Researchers from the Columbia Center for Children's Environmental Health at the Mailman School of Public Health, Duke University Medical Center, Emory University and the New York State Psychiatric Institute used brain imagery to study the brain development of forty children ages 5 to 11. 20 of the children had higher concentrations of chlorpyrifos in their umbilical cord blood at birth and 20 children had lower levels in their umbilical cord blood at birth.

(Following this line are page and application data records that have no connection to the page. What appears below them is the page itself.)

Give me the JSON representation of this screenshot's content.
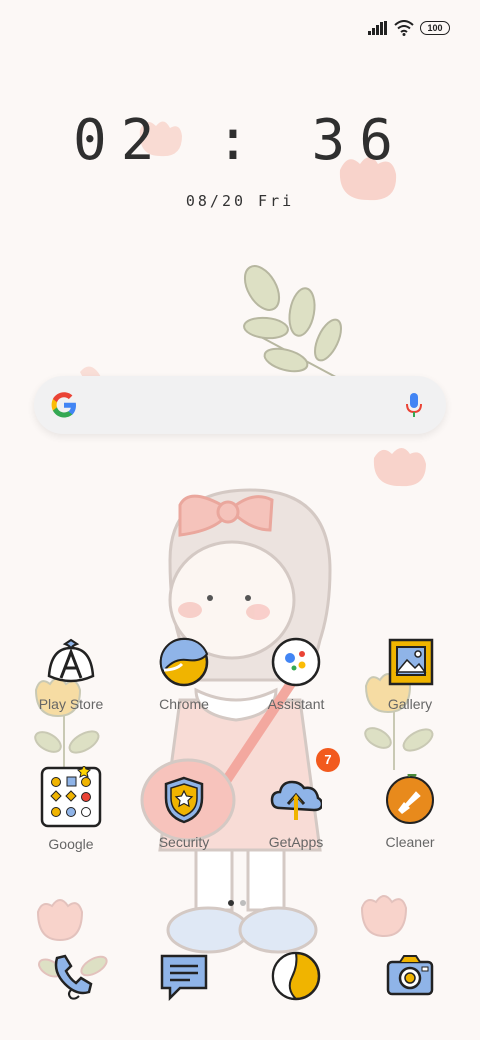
{
  "status_bar": {
    "battery": "100",
    "icons": [
      "signal-icon",
      "wifi-icon",
      "battery-icon"
    ]
  },
  "clock": {
    "time": "02 : 36",
    "date": "08/20 Fri"
  },
  "search": {
    "logo": "google-g-icon",
    "mic": "mic-icon"
  },
  "apps": {
    "row1": [
      {
        "label": "Play Store",
        "icon": "play-store-icon"
      },
      {
        "label": "Chrome",
        "icon": "chrome-icon"
      },
      {
        "label": "Assistant",
        "icon": "assistant-icon"
      },
      {
        "label": "Gallery",
        "icon": "gallery-icon"
      }
    ],
    "row2": [
      {
        "label": "Google",
        "icon": "google-folder-icon"
      },
      {
        "label": "Security",
        "icon": "security-icon"
      },
      {
        "label": "GetApps",
        "icon": "getapps-icon",
        "badge": "7"
      },
      {
        "label": "Cleaner",
        "icon": "cleaner-icon"
      }
    ]
  },
  "dock": [
    "phone-icon",
    "messages-icon",
    "browser-icon",
    "camera-icon"
  ],
  "page_indicator": {
    "count": 2,
    "active": 1
  },
  "colors": {
    "background": "#fcf8f6",
    "accent_yellow": "#f0b400",
    "badge": "#f25a1e",
    "pink": "#f6c9c2"
  }
}
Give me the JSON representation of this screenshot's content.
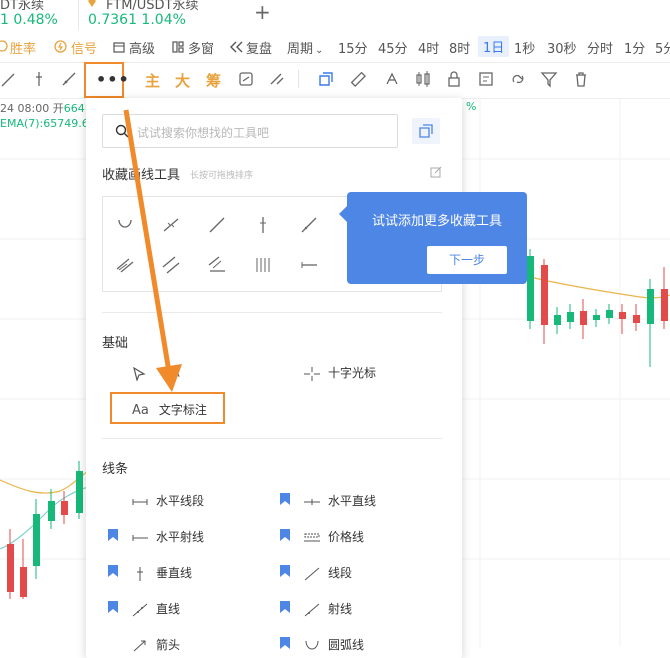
{
  "ticker": {
    "item1_name": "DT永续",
    "item1_price": "1  0.48%",
    "item2_name": "FTM/USDT永续",
    "item2_price": "0.7361  1.04%",
    "add_symbol": "+"
  },
  "toolbar1": {
    "winrate": "胜率",
    "signal": "信号",
    "advanced": "高级",
    "multi_chart": "多窗",
    "replay": "复盘",
    "period": "周期",
    "periods": [
      "15分",
      "45分",
      "4时",
      "8时",
      "1日",
      "1秒",
      "30秒",
      "分时",
      "1分",
      "5分"
    ],
    "active_period": "1日"
  },
  "toolbar2": {
    "more_label": "•••",
    "main_label": "主",
    "big_label": "大",
    "chip_label": "筹"
  },
  "chart_info": {
    "date_open": "24 08:00  开",
    "open_value": "664",
    "ema": "EMA(7):65749.6",
    "pct": "%"
  },
  "panel": {
    "search_placeholder": "试试搜索你想找的工具吧",
    "favorites_title": "收藏画线工具",
    "favorites_hint": "长按可拖拽排序",
    "basic_title": "基础",
    "cursor_label": "标",
    "crosshair_label": "十字光标",
    "text_annotation_label": "文字标注",
    "lines_title": "线条",
    "lines": [
      {
        "label": "水平线段"
      },
      {
        "label": "水平直线"
      },
      {
        "label": "水平射线"
      },
      {
        "label": "价格线"
      },
      {
        "label": "垂直线"
      },
      {
        "label": "线段"
      },
      {
        "label": "直线"
      },
      {
        "label": "射线"
      },
      {
        "label": "箭头"
      },
      {
        "label": "圆弧线"
      }
    ]
  },
  "tooltip": {
    "text": "试试添加更多收藏工具",
    "next_button": "下一步"
  },
  "colors": {
    "accent": "#4e86e6",
    "highlight": "#f08a2a",
    "up": "#16b979",
    "down": "#e34b4b",
    "ema_line": "#e8b54a"
  }
}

Through use of MRIs, researchers compared their brain structure and found that children with higher exposure of chlorpyrifos in the womb had changes in their brain visible across the surface of the brain, with abnormal enlargement of some areas and thinning in others. Brain areas affected involve IQ, attention, behavior and emotion. There was also evidence that higher chlorpyrifos exposure may eliminate or reverse the male-female differences in the brain and that further study was needed to determine consequences before and after puberty.

These brain abnormalities observed in the MRIs occurred at exposure levels below the current EPA threshold for toxicity.

Higher prenatal exposure to chlorpyrifos was previously associated with lower scores on cognitive functioning tests.

“By measuring a biomarker of CPF exposure during pregnancy, and following the children prospectively from birth into middle childhood, the present study provides evidence that the prenatal period is a vulnerable time for the developing child, and that toxic exposure during this critical period can have far-reaching effects on brain development and behavioral functioning,” said lead author Virginia Rauh, ScD, Professor at the Mailman School of Public Health and Deputy Director of the Columbia Center for Children's Environmental Health.

“By combining brain imaging and community-based research, we now have much stronger evidence linking exposure to chlorpyrifos with neurodevelopmental problems,” adds senior author Bradley S. Peterson, MD, Chief of Child & Adolescent Psychiatry, New York State Psychiatric Institute, and Director of MRI Research in the Department of Psychiatry, Columbia University Medical Center.

The study Brain anomalies in children exposed prenatally to a common organophosphate pesticide appears in the April 30, 2012 issue of Proceedings of the National Academy of Sciences (PNAS).